Laraba, a Clearing Agent in Apapa, attempted to explain why many who care about their health would rather not patronize local joints. She argued thus: ‘I just don’t trust the local joints because of the way they prepare their foods. If the environment is not clean, the foods could be contaminated with micro organisms which are present in the air, water and in the hands of those who prepare them. Unclean environment can also lead to bacteria food poisoning. Diseases such as typhoid fever, dysentery and cholera could be contacted through foods bought from road sides. Also, foods prepared by road side vendors are not hygienic with flies, carbon fumes and dust in the air which settle on these foods and make them unsafe for human consumption”.

THE FOOD COURT: A typical Mama Put
THE FOOD COURT : A typical Mama Put

In spite of the touted health implication of patronizing road side food vendors, a 2007 study from the UN Food & Agricultural Organization (FAO), revealed that about 2.5 billion people eat street food everyday worldwide out of a population of 6.6 billion people. This represents a whopping 38% of the global population at the time. This figure is expected to have increased significantly by now due to global reduction of purchasing power of individuals. Also, most people are returning to the culturally home-made foods.

READ MORE: Two stowaways on flight to New York die falling from plane

TMO enquired into the costs of setting up an Eatery and Mama Put. Our discovery partly explains the preponderance of Mama Puts in Nigeria. To own a Fast Food Franchise in Nigeria requires between N23m to N45m while to set up a local joint (‘Mama Put’), requires as little as N200,000, depending on the size of the joint.

In conclusion, the choice between Eatery and Mama Put varies from person to person. However as TMO findings have revealed, most consumers prefer the local Mama Put to the sophisticated Eatery. How about you?

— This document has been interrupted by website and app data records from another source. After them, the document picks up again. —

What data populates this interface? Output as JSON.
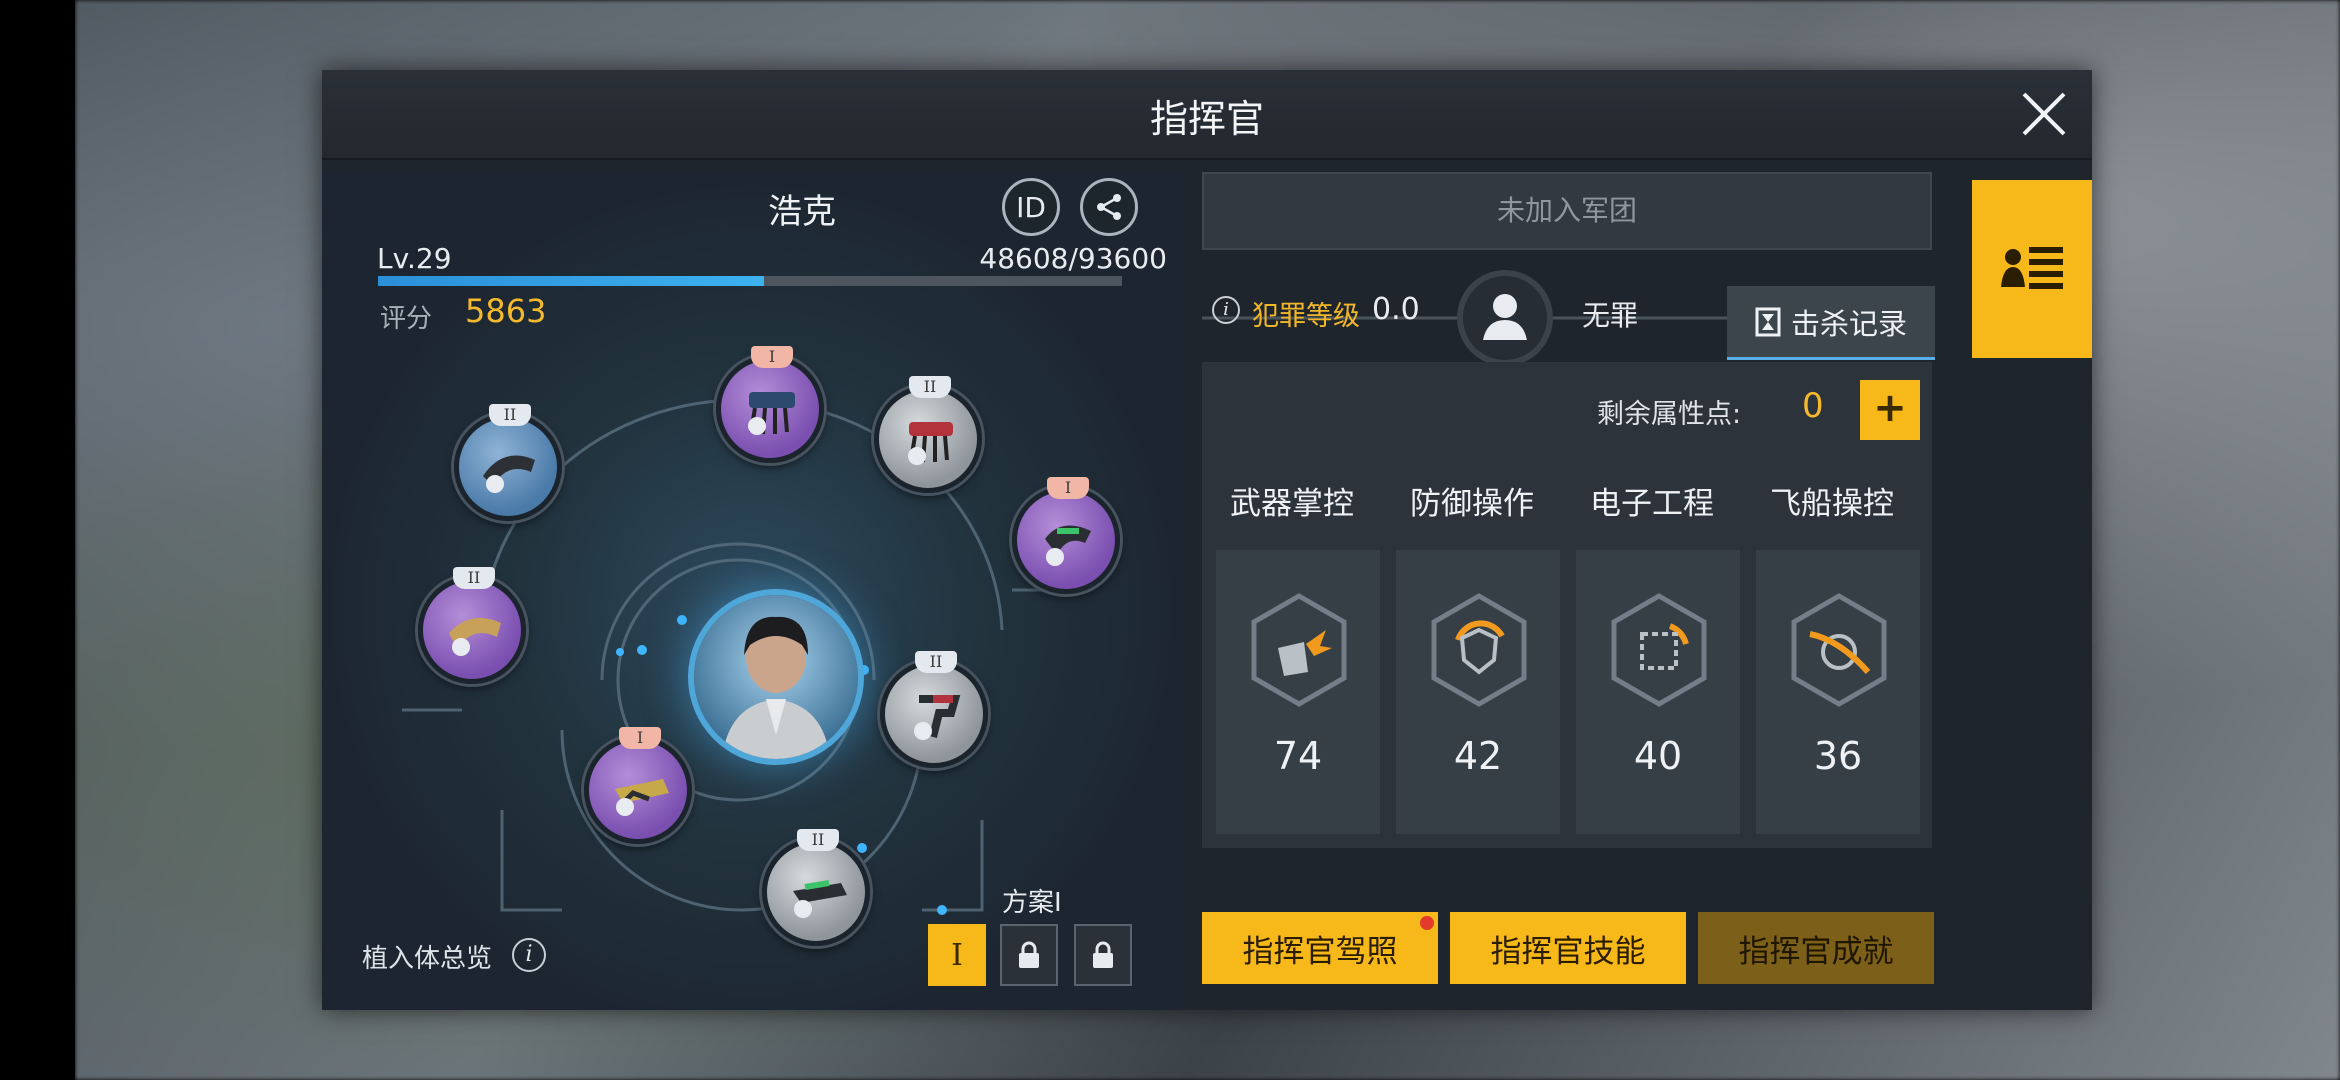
{
  "window": {
    "title": "指挥官"
  },
  "profile": {
    "name": "浩克",
    "id_button": "ID",
    "level": "Lv.29",
    "exp_text": "48608/93600",
    "exp_fraction": 0.519,
    "score_label": "评分",
    "score": "5863"
  },
  "implants": {
    "slots": [
      {
        "tier": "II",
        "color": "blue"
      },
      {
        "tier": "I",
        "color": "purple"
      },
      {
        "tier": "II",
        "color": "grey"
      },
      {
        "tier": "I",
        "color": "purple"
      },
      {
        "tier": "II",
        "color": "purple"
      },
      {
        "tier": "II",
        "color": "grey"
      },
      {
        "tier": "I",
        "color": "purple"
      },
      {
        "tier": "II",
        "color": "grey"
      }
    ],
    "overview_label": "植入体总览",
    "plan_label": "方案I",
    "plan_buttons": [
      "I",
      "lock-icon",
      "lock-icon"
    ]
  },
  "legion": {
    "status": "未加入军团"
  },
  "crime": {
    "label": "犯罪等级",
    "value": "0.0",
    "status": "无罪",
    "kill_record": "击杀记录"
  },
  "attributes": {
    "remaining_label": "剩余属性点:",
    "remaining_value": "0",
    "items": [
      {
        "name": "武器掌控",
        "value": "74",
        "icon": "weapon-icon"
      },
      {
        "name": "防御操作",
        "value": "42",
        "icon": "shield-icon"
      },
      {
        "name": "电子工程",
        "value": "40",
        "icon": "chip-icon"
      },
      {
        "name": "飞船操控",
        "value": "36",
        "icon": "ship-icon"
      }
    ]
  },
  "buttons": {
    "license": "指挥官驾照",
    "skills": "指挥官技能",
    "achievements": "指挥官成就"
  },
  "colors": {
    "accent": "#f7b81a",
    "score": "#f5b92d",
    "crime": "#f2b729"
  }
}
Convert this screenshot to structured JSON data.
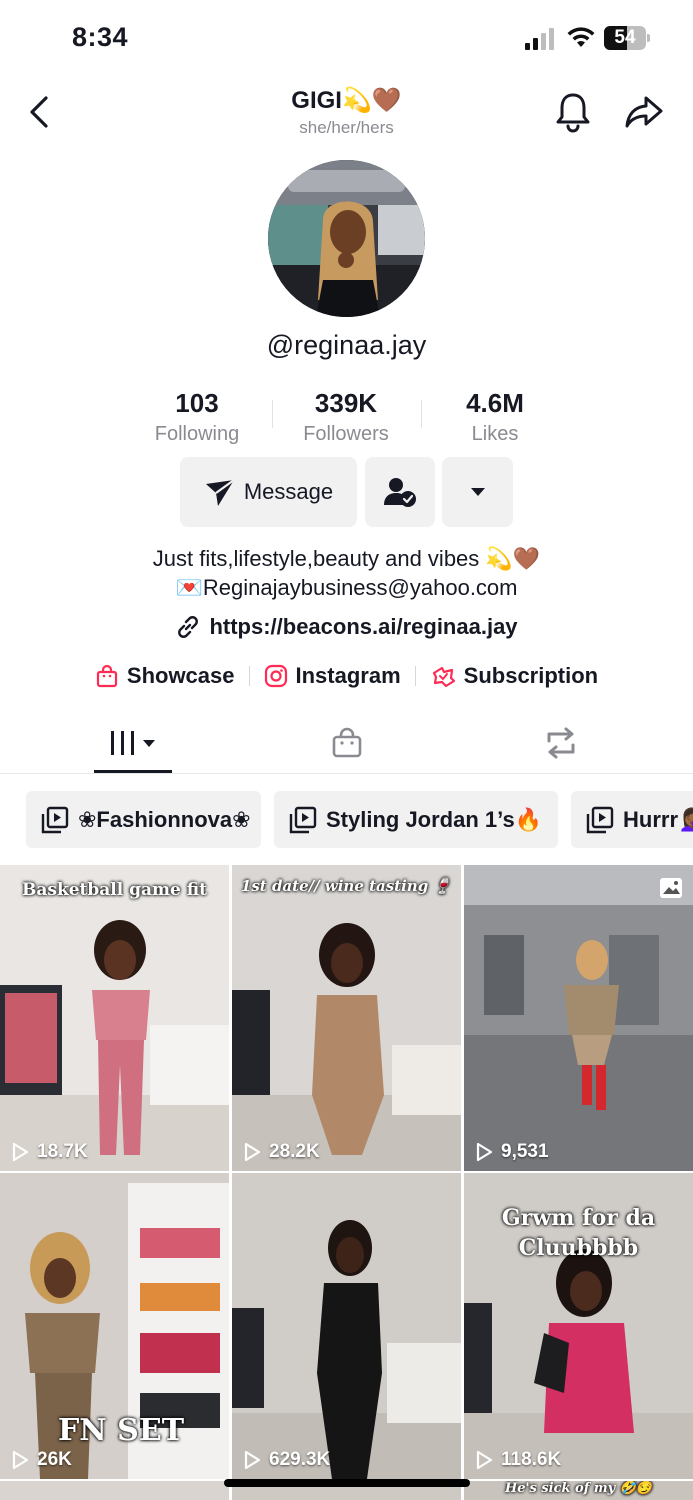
{
  "status_bar": {
    "time": "8:34",
    "battery": "54",
    "battery_level": 0.54
  },
  "header": {
    "title": "GIGI💫🤎",
    "pronouns": "she/her/hers"
  },
  "profile": {
    "username": "@reginaa.jay"
  },
  "stats": [
    {
      "value": "103",
      "label": "Following"
    },
    {
      "value": "339K",
      "label": "Followers"
    },
    {
      "value": "4.6M",
      "label": "Likes"
    }
  ],
  "actions": {
    "message_label": "Message"
  },
  "bio": {
    "line1": "Just fits,lifestyle,beauty and vibes 💫🤎",
    "line2": "💌Reginajaybusiness@yahoo.com",
    "link": "https://beacons.ai/reginaa.jay"
  },
  "links": [
    {
      "label": "Showcase",
      "icon": "shopping-bag-icon"
    },
    {
      "label": "Instagram",
      "icon": "instagram-icon"
    },
    {
      "label": "Subscription",
      "icon": "subscription-icon"
    }
  ],
  "tabs": [
    {
      "name": "videos",
      "icon": "grid-icon",
      "active": true
    },
    {
      "name": "shop",
      "icon": "shopping-bag-icon",
      "active": false
    },
    {
      "name": "reposts",
      "icon": "repost-icon",
      "active": false
    }
  ],
  "playlists": [
    "❀Fashionnova❀",
    "Styling Jordan 1’s🔥",
    "Hurrr🤦🏾‍♀️"
  ],
  "videos": [
    {
      "views": "18.7K",
      "overlay": "Basketball game fit"
    },
    {
      "views": "28.2K",
      "overlay": "1st date// wine tasting 🍷"
    },
    {
      "views": "9,531",
      "overlay": ""
    },
    {
      "views": "26K",
      "overlay": "FN SET"
    },
    {
      "views": "629.3K",
      "overlay": ""
    },
    {
      "views": "118.6K",
      "overlay": "Grwm for da Cluubbbb"
    },
    {
      "views": "",
      "overlay": "He's sick of my 🤣😏"
    }
  ],
  "colors": {
    "accent": "#fe2c55",
    "text": "#161823",
    "muted": "#8a8b91",
    "button_bg": "#f1f1f2"
  }
}
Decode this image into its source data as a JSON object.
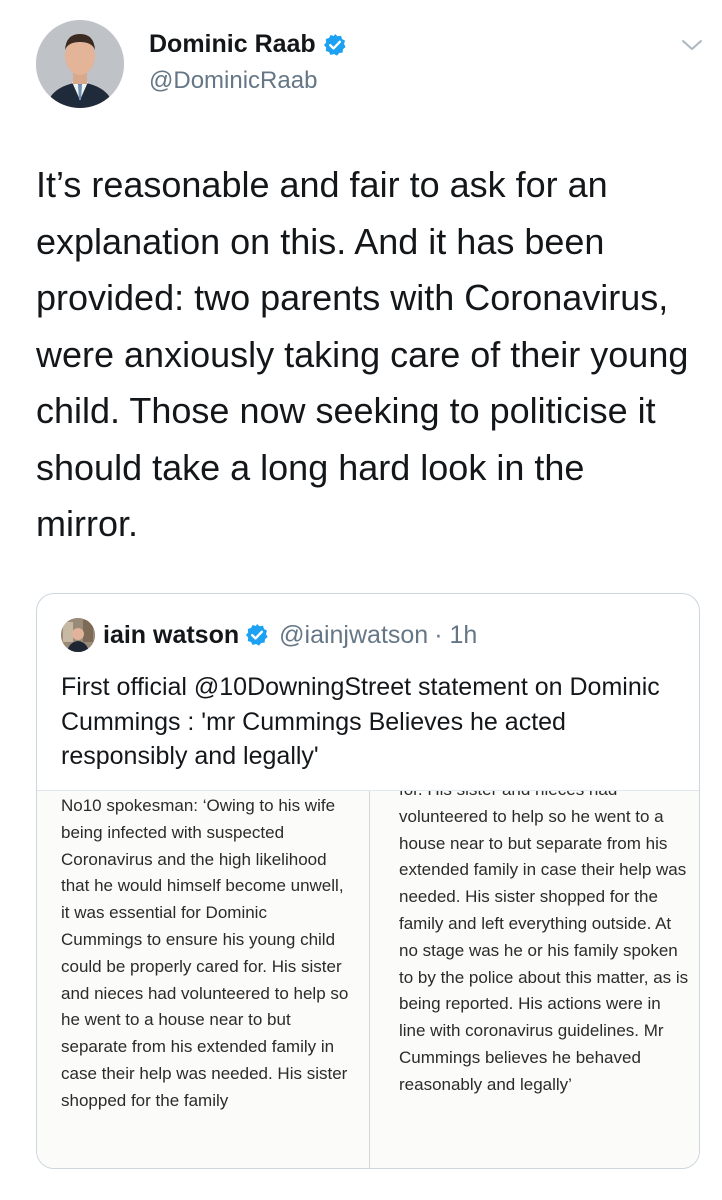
{
  "author": {
    "display_name": "Dominic Raab",
    "handle": "@DominicRaab",
    "verified": true,
    "avatar_icon": "profile-photo"
  },
  "tweet": {
    "text": "It’s reasonable and fair to ask for an explanation on this. And it has been provided: two parents with Coronavirus, were anxiously taking care of their young child. Those now seeking to politicise it should take a long hard look in the mirror."
  },
  "quoted_tweet": {
    "display_name": "iain watson",
    "handle": "@iainjwatson",
    "time": "· 1h",
    "verified": true,
    "text": "First official @10DowningStreet statement on Dominic Cummings : 'mr Cummings Believes he acted responsibly and legally'",
    "image": {
      "left_column": "No10 spokesman: ‘Owing to his wife being infected with suspected Coronavirus and the high likelihood that he would himself become unwell, it was essential for Dominic Cummings to ensure his young child could be properly cared for. His sister and nieces had volunteered to help so he went to a house near to but separate from his extended family in case their help was needed. His sister shopped for the family",
      "right_column": "for. His sister and nieces had volunteered to help so he went to a house near to but separate from his extended family in case their help was needed. His sister shopped for the family and left everything outside. At no stage was he or his family spoken to by the police about this matter, as is being reported. His actions were in line with coronavirus guidelines. Mr Cummings believes he behaved reasonably and legally’"
    }
  },
  "colors": {
    "verified_blue": "#1da1f2",
    "secondary_text": "#657786",
    "border": "#ccd6dd"
  }
}
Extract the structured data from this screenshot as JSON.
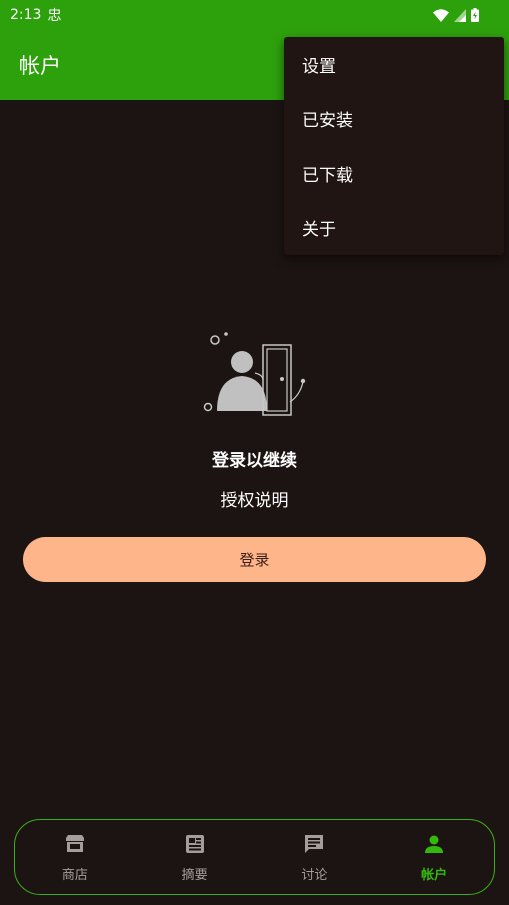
{
  "status_bar": {
    "time": "2:13",
    "notification_glyph": "忠"
  },
  "app_bar": {
    "title": "帐户"
  },
  "menu": {
    "items": [
      "设置",
      "已安装",
      "已下载",
      "关于"
    ]
  },
  "login": {
    "title": "登录以继续",
    "description": "授权说明",
    "button_label": "登录"
  },
  "bottom_nav": {
    "items": [
      {
        "label": "商店",
        "icon": "store-icon"
      },
      {
        "label": "摘要",
        "icon": "article-icon"
      },
      {
        "label": "讨论",
        "icon": "chat-icon"
      },
      {
        "label": "帐户",
        "icon": "person-icon"
      }
    ],
    "active_index": 3
  },
  "colors": {
    "accent_green": "#2da10c",
    "background": "#1c1412",
    "button_peach": "#ffb58a",
    "active_nav": "#34b80e"
  }
}
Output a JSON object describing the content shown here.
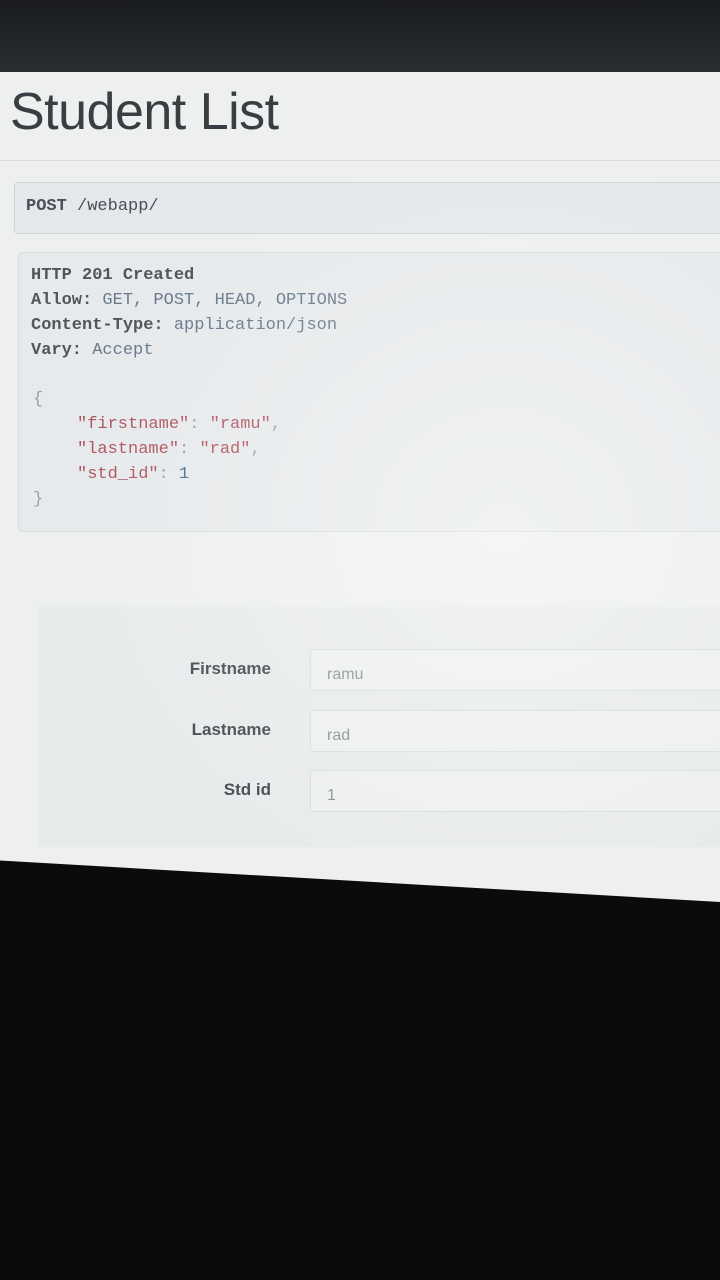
{
  "page": {
    "title": "Student List"
  },
  "request": {
    "method": "POST",
    "path": "/webapp/"
  },
  "response": {
    "status": "HTTP 201 Created",
    "headers": [
      {
        "key": "Allow:",
        "value": "GET, POST, HEAD, OPTIONS"
      },
      {
        "key": "Content-Type:",
        "value": "application/json"
      },
      {
        "key": "Vary:",
        "value": "Accept"
      }
    ],
    "json": {
      "open": "{",
      "close": "}",
      "lines": [
        {
          "key": "\"firstname\"",
          "sep": ": ",
          "value": "\"ramu\"",
          "tail": ","
        },
        {
          "key": "\"lastname\"",
          "sep": ": ",
          "value": "\"rad\"",
          "tail": ","
        },
        {
          "key": "\"std_id\"",
          "sep": ": ",
          "value": "1",
          "tail": ""
        }
      ]
    }
  },
  "form": {
    "fields": [
      {
        "label": "Firstname",
        "value": "ramu"
      },
      {
        "label": "Lastname",
        "value": "rad"
      },
      {
        "label": "Std id",
        "value": "1"
      }
    ]
  },
  "colors": {
    "background": "#eef0f0",
    "title": "#3a3d42",
    "json_string": "#b0565f",
    "header_value": "#6a7a8c"
  }
}
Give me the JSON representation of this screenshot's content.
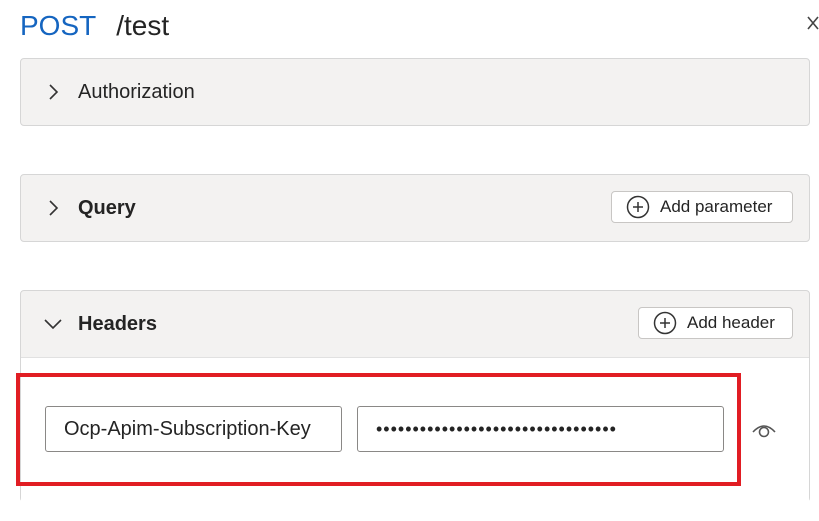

Anthony Chukwuemeka

This website uses cookies to improve your experience. We'll assume you're ok with this, but you can opt-out if you wish. Accept Read More